Fischer: Drive down memory lane recalls more complicated time
Not many things are better to listen to than ’80s alternative music while cruising the roads of our pretty great state. Sure, the lyrics are repetitive and nonsensical — after all, who really knows what a “Safety Dance” is (and if you do, please refrain from enlightening me) or how to “Rock the Casbah” (or cashbox, which may be what they are really saying, for that matter)? At the time these songs were released, it was difficult to know what the lyrics really were. We couldn’t Google them, and they were rarely included with the purchased cassette or vinyl. Hours of free, fun-filled entertainment were spent listening to a line from a song, stopping the tape, writing it down and then continuing. This was the only way to really learn the lyrics. I can still squeeze a tear from my eye singing the lyrics from Cutting Crew: “I just died in your barn tonight, mustard no mayonnaise instead.” I was once corrected and told the true lyrics read, “I just died in your arms tonight,” but I like my version better.

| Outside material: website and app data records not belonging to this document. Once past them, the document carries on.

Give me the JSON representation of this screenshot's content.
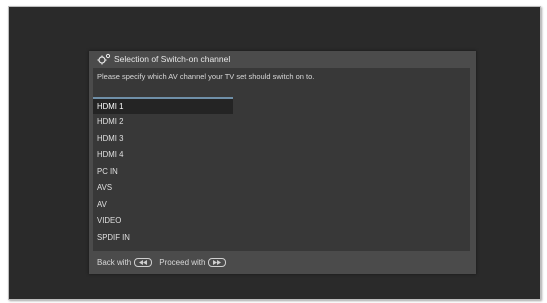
{
  "dialog": {
    "title": "Selection of Switch-on channel",
    "prompt": "Please specify which AV channel your TV set should switch on to."
  },
  "channels": [
    "HDMI 1",
    "HDMI 2",
    "HDMI 3",
    "HDMI 4",
    "PC IN",
    "AVS",
    "AV",
    "VIDEO",
    "SPDIF IN"
  ],
  "selected_channel": "HDMI 1",
  "footer": {
    "back_label": "Back with",
    "proceed_label": "Proceed with"
  },
  "icons": {
    "title": "settings-gear-icon",
    "back": "rewind-button-icon",
    "proceed": "fast-forward-button-icon"
  }
}
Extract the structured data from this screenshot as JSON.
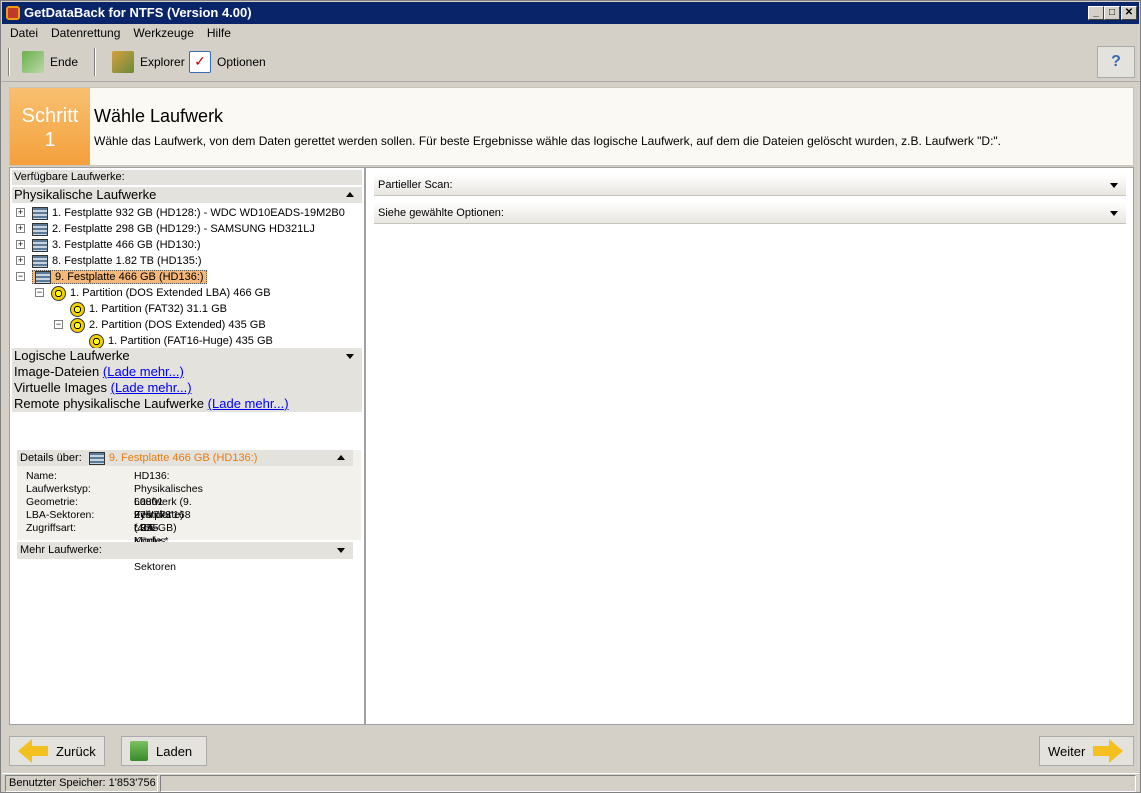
{
  "window": {
    "title": "GetDataBack for NTFS (Version 4.00)"
  },
  "menu": [
    "Datei",
    "Datenrettung",
    "Werkzeuge",
    "Hilfe"
  ],
  "toolbar": {
    "exit_label": "Ende",
    "explorer_label": "Explorer",
    "options_label": "Optionen"
  },
  "step": {
    "badge_line1": "Schritt",
    "badge_line2": "1",
    "title": "Wähle Laufwerk",
    "description": "Wähle das Laufwerk, von dem Daten gerettet werden sollen. Für beste Ergebnisse wähle das logische Laufwerk, auf dem die Dateien gelöscht wurden, z.B. Laufwerk \"D:\"."
  },
  "left": {
    "available_label": "Verfügbare Laufwerke:",
    "physical_header": "Physikalische Laufwerke",
    "tree": [
      "1. Festplatte 932 GB (HD128:) - WDC WD10EADS-19M2B0",
      "2. Festplatte 298 GB (HD129:) - SAMSUNG HD321LJ",
      "3. Festplatte 466 GB (HD130:)",
      "8. Festplatte 1.82 TB (HD135:)",
      "9. Festplatte 466 GB (HD136:)",
      "1. Partition (DOS Extended LBA) 466 GB",
      "1. Partition (FAT32) 31.1 GB",
      "2. Partition (DOS Extended) 435 GB",
      "1. Partition (FAT16-Huge) 435 GB"
    ],
    "logical_header": "Logische Laufwerke",
    "image_files": "Image-Dateien",
    "virtual_images": "Virtuelle Images",
    "remote_physical": "Remote physikalische Laufwerke",
    "load_more": "(Lade mehr...)"
  },
  "details": {
    "header_label": "Details über:",
    "header_value": "9. Festplatte 466 GB (HD136:)",
    "rows": [
      {
        "key": "Name:",
        "value": "HD136:"
      },
      {
        "key": "Laufwerkstyp:",
        "value": "Physikalisches Laufwerk (9. Festplatte)"
      },
      {
        "key": "Geometrie:",
        "value": "60801 Zylinder * 255 Köpfe * 63 Sektoren"
      },
      {
        "key": "LBA-Sektoren:",
        "value": "976'773'168 (466 GB)"
      },
      {
        "key": "Zugriffsart:",
        "value": "LBA-Modus"
      }
    ],
    "more_drives": "Mehr Laufwerke:"
  },
  "right": {
    "partial_scan": "Partieller Scan:",
    "see_options": "Siehe gewählte Optionen:"
  },
  "buttons": {
    "back": "Zurück",
    "load": "Laden",
    "next": "Weiter"
  },
  "status": {
    "memory": "Benutzter Speicher: 1'853'756"
  },
  "colors": {
    "title_bar": "#0a246a",
    "step_orange": "#f4a03c",
    "selection": "#f4b87a",
    "detail_value_orange": "#e87b10"
  }
}
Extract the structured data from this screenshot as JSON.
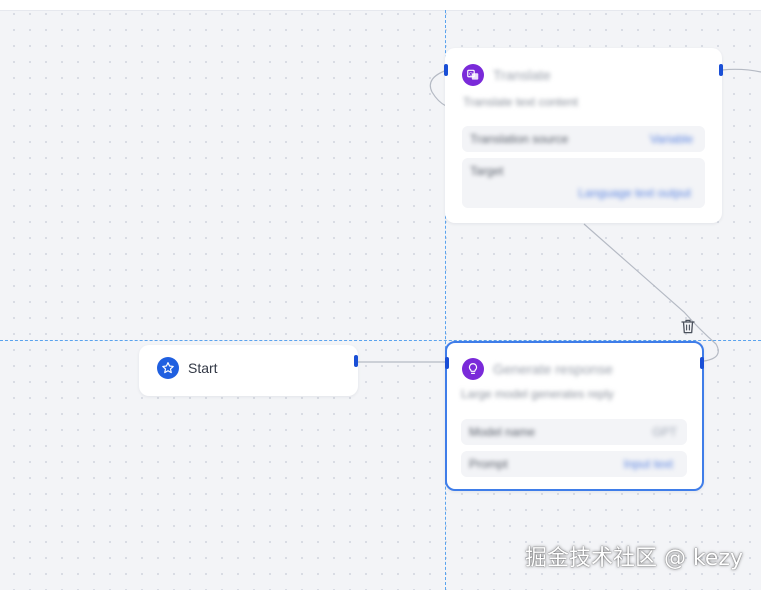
{
  "canvas": {
    "background": "#f3f4f7",
    "guide_color": "#5aa3ee",
    "edge_color": "#b5bac4",
    "selection_color": "#3f7de9"
  },
  "nodes": {
    "start": {
      "title": "Start",
      "icon": "star-icon",
      "icon_color": "#1f5fe0"
    },
    "tool": {
      "title": "Translate",
      "icon": "translate-icon",
      "icon_color": "#7a2ad9",
      "description": "Translate text content",
      "fields": [
        {
          "label": "Translation source",
          "value": "Variable"
        },
        {
          "label": "Target",
          "value": "Language text output"
        }
      ]
    },
    "llm": {
      "title": "Generate response",
      "icon": "bulb-icon",
      "icon_color": "#7a2ad9",
      "description": "Large model generates reply",
      "fields": [
        {
          "label": "Model name",
          "value": "GPT"
        },
        {
          "label": "Prompt",
          "value": "Input text"
        }
      ]
    }
  },
  "toolbar": {
    "delete_icon": "trash-icon"
  },
  "watermark": "掘金技术社区 @ kezy"
}
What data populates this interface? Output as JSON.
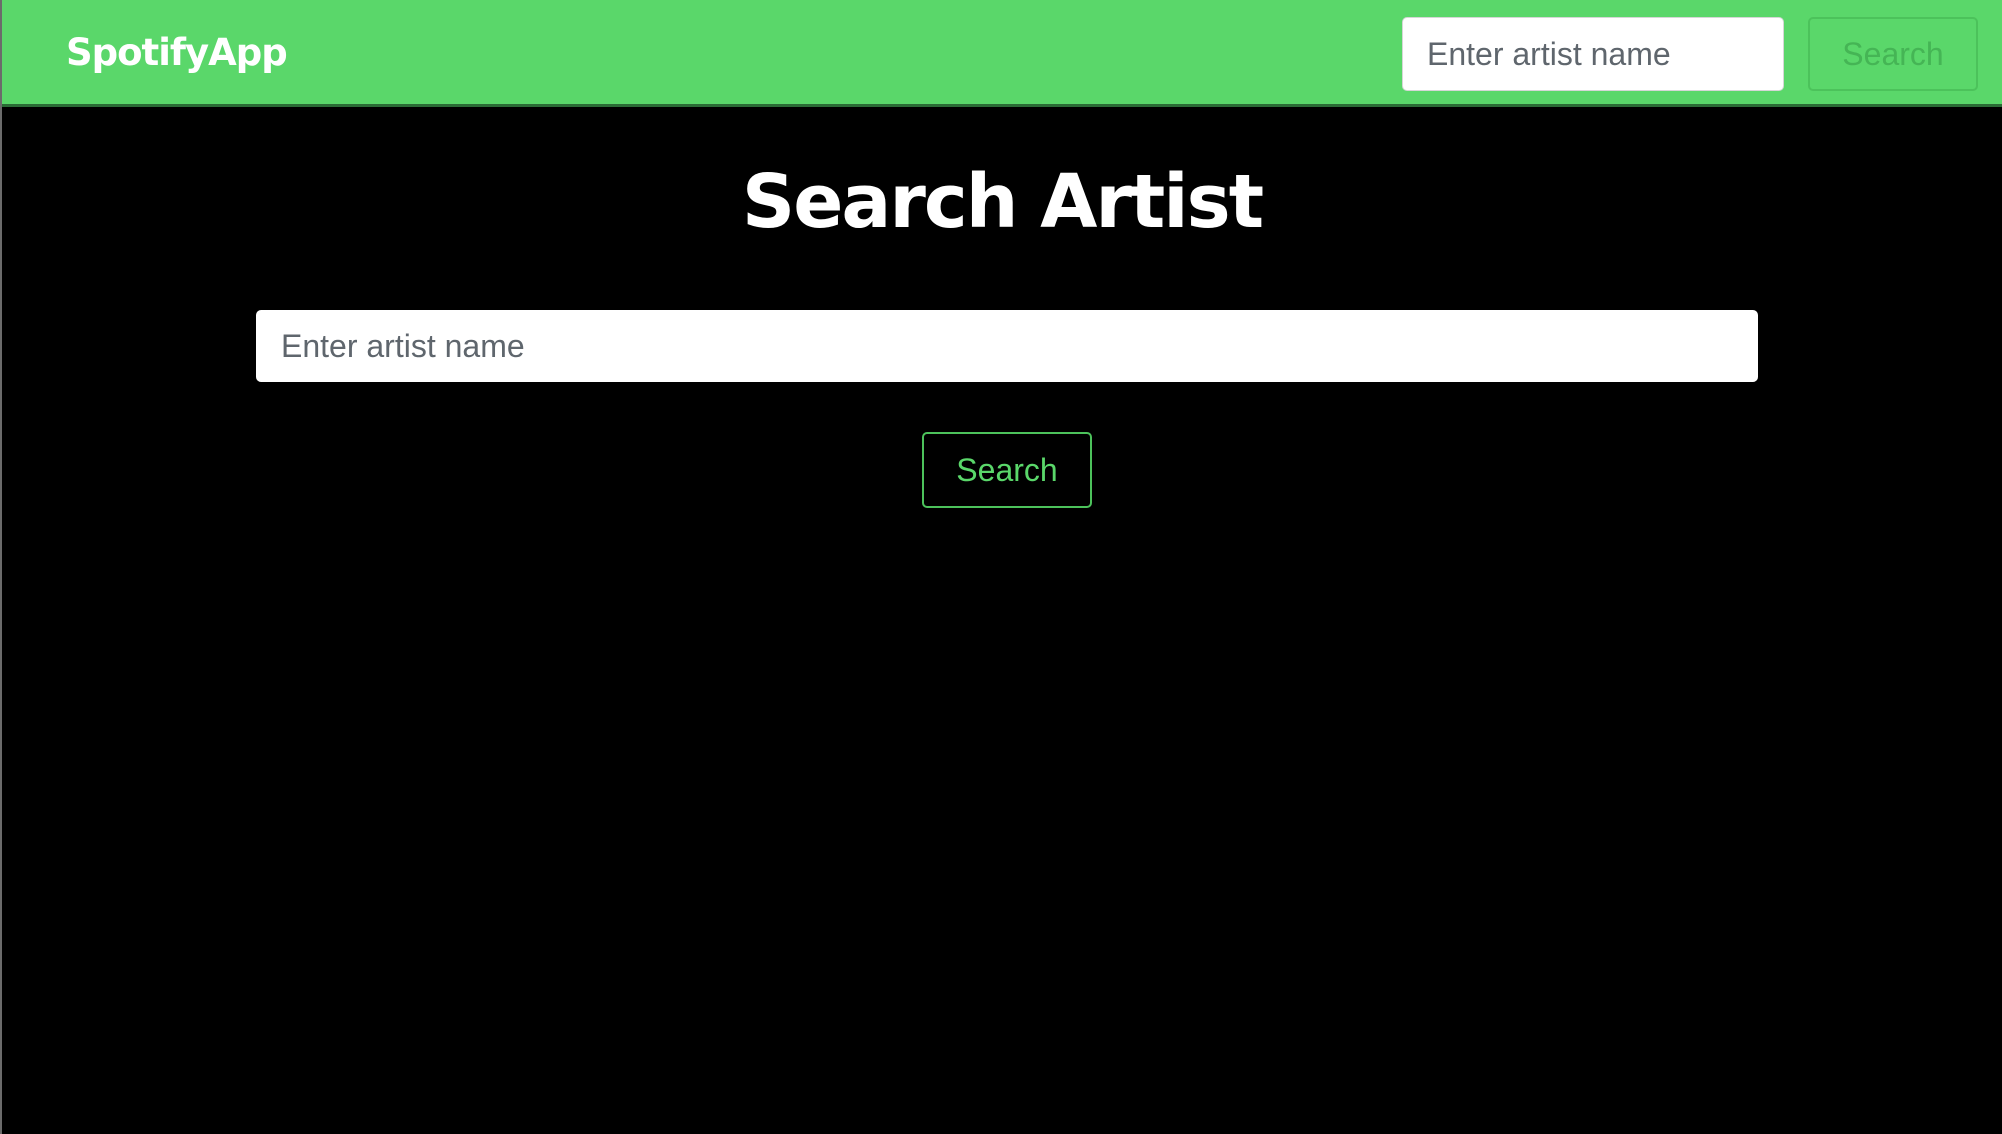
{
  "navbar": {
    "brand": "SpotifyApp",
    "search_placeholder": "Enter artist name",
    "search_button_label": "Search"
  },
  "main": {
    "title": "Search Artist",
    "search_placeholder": "Enter artist name",
    "search_button_label": "Search"
  },
  "colors": {
    "accent": "#5ad76a",
    "background": "#000000",
    "text_light": "#ffffff"
  }
}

At the time this music came out, we were handwriting real estate contracts on carbon copy paper. Sometimes we would type them, but if you made a mistake, you had to Wite-Out the typo times three. “Press hard. The first copy is mine, the second for the other agent, and the third, the illegible one, is for you,” we would explain.
Fortunately, rather than hand-deliver the second carbon copy to the list agent, we could fax it over. At first, faxed documents were not considered legal, but eventually hand-delivered contracts became a thing of the past and faxes were acceptable. It wasn’t until the year 2000 that the Electronic Signatures Act gave legal power to digital signatures.
During this same time period, the only people who had access to home listings, with the exception of driving past a real estate yard sign in front of a home, were Realtors, and we didn’t have access until the listing catalog was delivered. Much like a phone book, the listing book was published bi-weekly with a tiny black-and-white photo of each home that was listed with a price and number of bedrooms and baths. The picture was grainy, at best, and the entire brokerage was allotted one or two of these books to share. The early bird got the proverbial worm in this case. If the book ever went missing, things got very tense at the office and a brutal game of blame would become a precipitous sport.
As much driving as we do now, it was nothing compared to the days before electronic lock boxes. If an agent wanted to show a particular listing, they would likely need to first obtain the key from the listing agent’s office and then return the key once the showing was complete. This made last-minute showings nearly impossible. Weekend showings had to be planned far enough in advance, and the early bird got the proverbial worm in this case as well. Once the key was “checked-out,” it had to be returned before someone else could show the home.
These images of days long gone in real estate were flowing through my mind as I was listening to my nostalgic alternative music. Somehow, a rogue song released in the ’90s titled “Ironic” by Alanis Morissette played:
It’s like rain on your wedding day
It’s a free ride when you’ve already paid
It’s the good advice that you just didn’t take
Who would’ve thought…it figures
Life has a funny way of sneaking up on you
And Life has a funny, funny way of helping you out
Helping you out.
I agreed. It was ironic. I was coming from a list appointment. My client had contacted me the day before to list his home. He had already signed the paperwork electronically. I was simply there to collect a key, install an electronic key box, meet the photographer and plant a sign in the front yard so the listing could go active today. Life has a funny way of helping us all out.
Jen Fischer is an associate broker and Realtor. She can be reached at 801-645-2134 or firstname.lastname@example.org.